Tuesday, October 11, 2011

Jerky! Salty, Smoky, Delicious Homemade Jerky

My daughter was lucky enough to kill her first deer on October 1st.  The lucky girl and her not-so-lucky prey:

On Sunday afternoon we butchered.  We have lots of ground Elk from last fall in the freezer, so we didn't want any more ground venison.  We cut steaks where appropriate (hello, back strap!) and cut the rest into thin strips for jerky.  What little we had left that wasn't fit for jerky we cut into small pieces and canned.

None of us had ever made jerky before.  My father-in-law has a propane smoker, and I've got Google.  I searched for jerky recipes and found lots of information.  After comparing a few recipes and processes, we decided on the following:
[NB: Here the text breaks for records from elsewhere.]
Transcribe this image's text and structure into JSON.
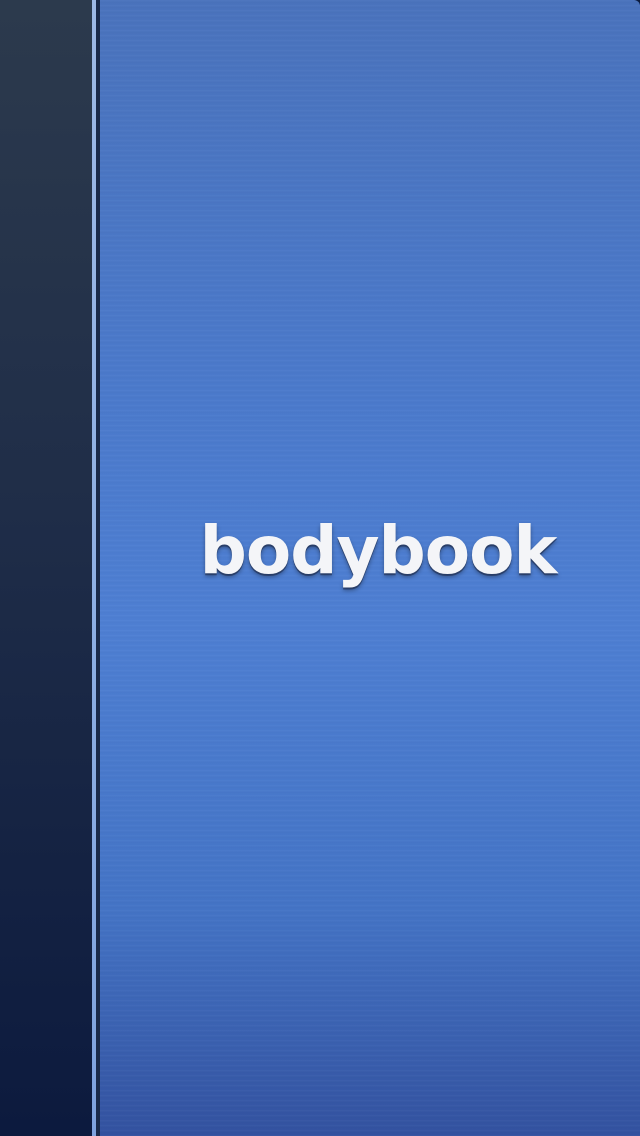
{
  "app": {
    "logo_text": "bodybook"
  },
  "colors": {
    "spine_top": "#2c3a4d",
    "spine_bottom": "#0c1a3e",
    "spine_edge": "#9db9e6",
    "cover_blue": "#4e7fd3",
    "logo_text": "#f4f5f8"
  }
}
2/3 C Soy Sauce
2/3 C Worcestershire Sauce
Garlic Powder
Crushed Red Pepper

This was supposed to be enough for three pounds of raw meat.  I had four...
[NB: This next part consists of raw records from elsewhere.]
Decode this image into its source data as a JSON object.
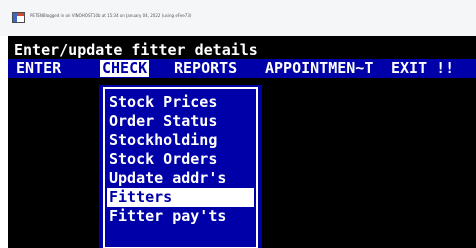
{
  "window": {
    "title": "PETENBlogged in on VINOHOST10b at 15:34 on January 04, 2022 (using eFee73)"
  },
  "header": {
    "text": "Enter/update fitter details"
  },
  "menu": {
    "items": [
      {
        "label": "ENTER",
        "active": false
      },
      {
        "label": "CHECK",
        "active": true
      },
      {
        "label": "REPORTS",
        "active": false
      },
      {
        "label": "APPOINTMEN~T",
        "active": false
      },
      {
        "label": "EXIT !!",
        "active": false
      }
    ]
  },
  "dropdown": {
    "items": [
      {
        "label": "Stock Prices",
        "selected": false
      },
      {
        "label": "Order Status",
        "selected": false
      },
      {
        "label": "Stockholding",
        "selected": false
      },
      {
        "label": "Stock Orders",
        "selected": false
      },
      {
        "label": "Update addr's",
        "selected": false
      },
      {
        "label": "Fitters",
        "selected": true
      },
      {
        "label": "Fitter pay'ts",
        "selected": false
      }
    ]
  },
  "colors": {
    "terminal_bg": "#000000",
    "menu_bg": "#0000a8",
    "text": "#ffffff",
    "highlight_bg": "#ffffff",
    "highlight_text": "#0000a8"
  }
}
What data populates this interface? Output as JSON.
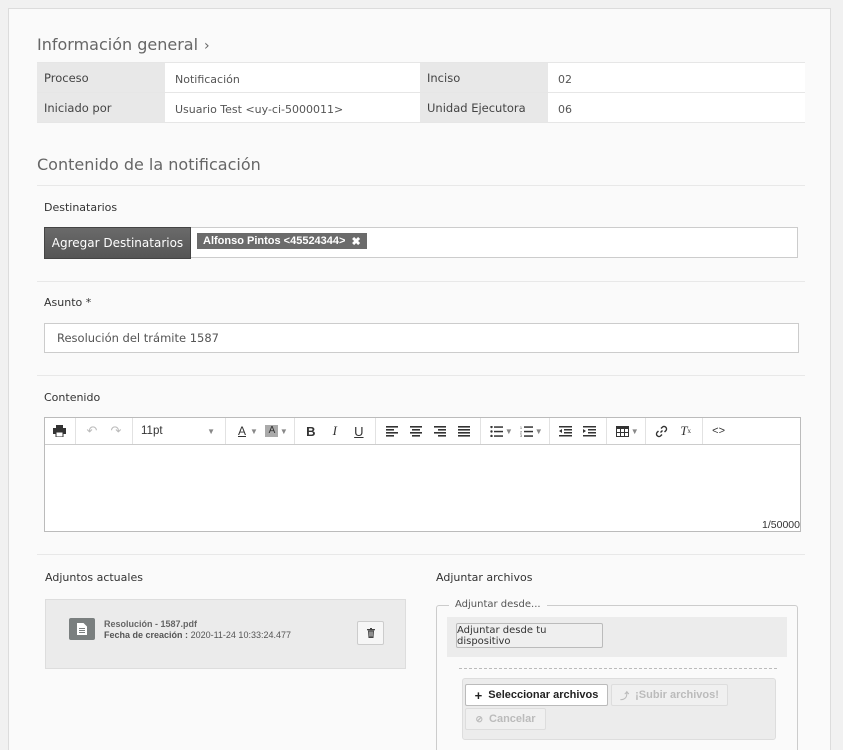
{
  "general": {
    "title": "Información general",
    "rows": [
      {
        "label1": "Proceso",
        "value1": "Notificación",
        "label2": "Inciso",
        "value2": "02"
      },
      {
        "label1": "Iniciado por",
        "value1": "Usuario Test <uy-ci-5000011>",
        "label2": "Unidad Ejecutora",
        "value2": "06"
      }
    ]
  },
  "notification": {
    "title": "Contenido de la notificación",
    "recipients": {
      "label": "Destinatarios",
      "add_button": "Agregar Destinatarios",
      "tags": [
        "Alfonso Pintos <45524344>"
      ]
    },
    "subject": {
      "label": "Asunto *",
      "value": "Resolución del trámite 1587"
    },
    "content": {
      "label": "Contenido",
      "font_size": "11pt",
      "counter": "1/50000"
    }
  },
  "attachments": {
    "current_title": "Adjuntos actuales",
    "file_name": "Resolución - 1587.pdf",
    "created_label": "Fecha de creación :",
    "created_value": "2020-11-24 10:33:24.477"
  },
  "upload": {
    "title": "Adjuntar archivos",
    "legend": "Adjuntar desde...",
    "device_button": "Adjuntar desde tu dispositivo",
    "select_button": "Seleccionar archivos",
    "upload_button": "¡Subir archivos!",
    "cancel_button": "Cancelar"
  }
}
I poured the 2/3 C Soy Sauce over the meat, then emptied the Worcestershire bottle into the 1/3 C measure.  Out of Worcestershire, I substituted 1/3 C Bragg's Liquid Amino and added 1/3 C Black Vinegar (one of those stir fry secret ingredients - highly recommended).  I did not measure the Garlic Powder or Crushed Red Pepper, but I'd estimate 3 T Garlic Powder and 2 T Crushed Red Pepper.

i mixed it  up well and let it sit in the refrigerator overnight, mixing before bed and first thing in the morning.
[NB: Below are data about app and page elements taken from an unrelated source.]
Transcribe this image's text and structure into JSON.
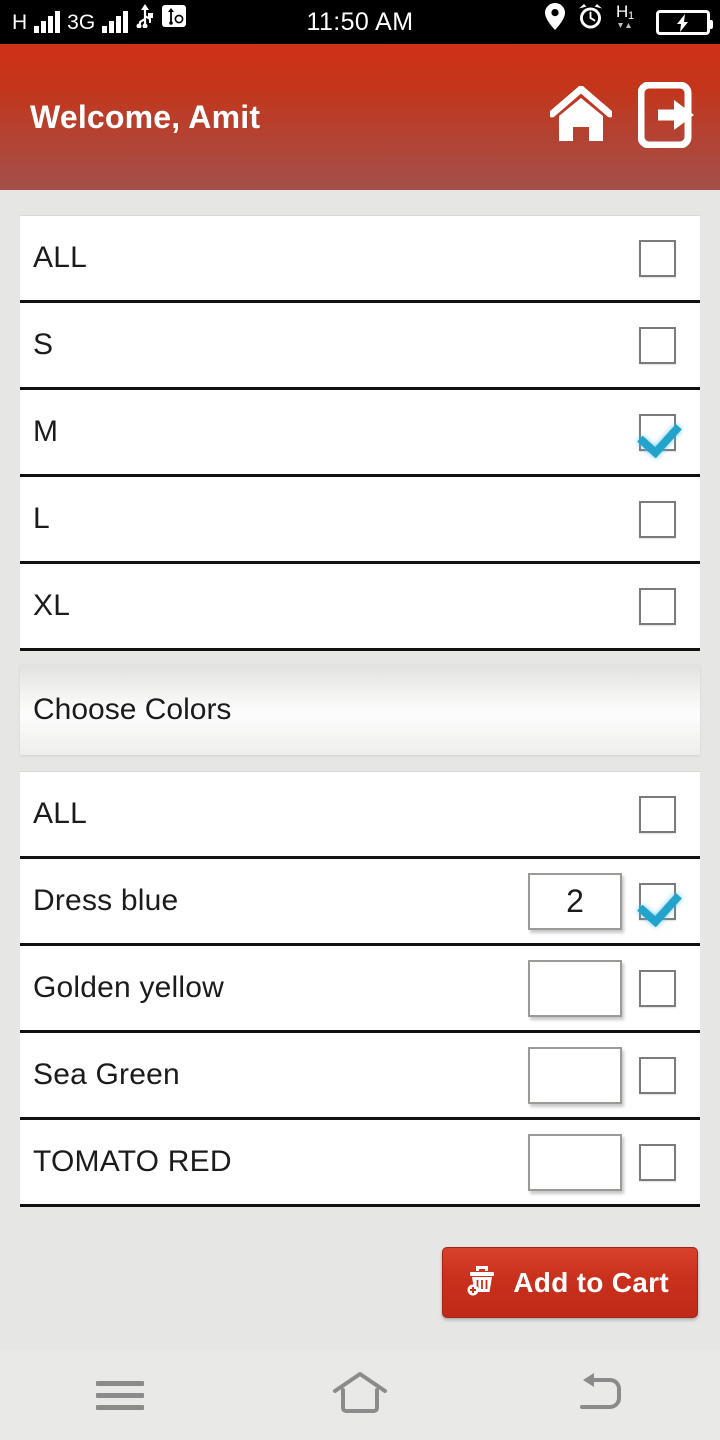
{
  "statusbar": {
    "network_letter": "H",
    "network_3g": "3G",
    "time": "11:50 AM",
    "icons_left": [
      "signal-bars-icon",
      "signal-bars-icon",
      "usb-icon",
      "usb-debug-icon"
    ],
    "icons_right": [
      "location-icon",
      "alarm-icon",
      "hspa-icon",
      "battery-charging-icon"
    ]
  },
  "header": {
    "title": "Welcome, Amit",
    "home_icon": "home-icon",
    "logout_icon": "logout-icon",
    "gradient_top": "#cf3117",
    "gradient_bottom": "#a35049"
  },
  "sizes": {
    "rows": [
      {
        "label": "ALL",
        "checked": false
      },
      {
        "label": "S",
        "checked": false
      },
      {
        "label": "M",
        "checked": true
      },
      {
        "label": "L",
        "checked": false
      },
      {
        "label": "XL",
        "checked": false
      }
    ]
  },
  "colors_section": {
    "heading": "Choose Colors",
    "rows": [
      {
        "label": "ALL",
        "qty": "",
        "has_qty": false,
        "checked": false
      },
      {
        "label": "Dress blue",
        "qty": "2",
        "has_qty": true,
        "checked": true
      },
      {
        "label": "Golden yellow",
        "qty": "",
        "has_qty": true,
        "checked": false
      },
      {
        "label": "Sea Green",
        "qty": "",
        "has_qty": true,
        "checked": false
      },
      {
        "label": "TOMATO RED",
        "qty": "",
        "has_qty": true,
        "checked": false
      }
    ]
  },
  "actions": {
    "add_to_cart_label": "Add to Cart",
    "add_to_cart_icon": "shopping-basket-add-icon",
    "accent_color": "#c9301c"
  },
  "navbar": {
    "menu_icon": "menu-icon",
    "home_icon": "home-outline-icon",
    "back_icon": "back-arrow-icon"
  }
}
The next day, we fired up the smoker.  We smoked at 150 degrees for about three hours with some Mesquite chips.  After the three hours were up, the flavor was excellent but the texture not quite as dry as we wanted.  We raised the heat to about 170 and let the jerky dry for another two hours or so.

The end product was fantastic, if a little spicy.  If you remove any red pepper seeds from the jerky, the spice level is nearly perfect.  If you want a little more heat, leave that red pepper in place.

I did not have high hopes for this project, and didn't take pictures or plan to use this recipe here.  I will take a picture of the finished product and add it to this post later tonight or tomorrow.

If you're going to try making jerky at home and don't have a young deer to process, I think I'd recommend using an eye of round roast, cut with the grain into thin strips (1/4" or thinner).

Keep in mind that you lose A LOT of weight with drying.  Our four pounds of raw meat probably lost 50% or more of the total weight by the time it was done.  Jerky is expensive for a reason!

If you have a smoker, I encourage you to try making some of your own jerky.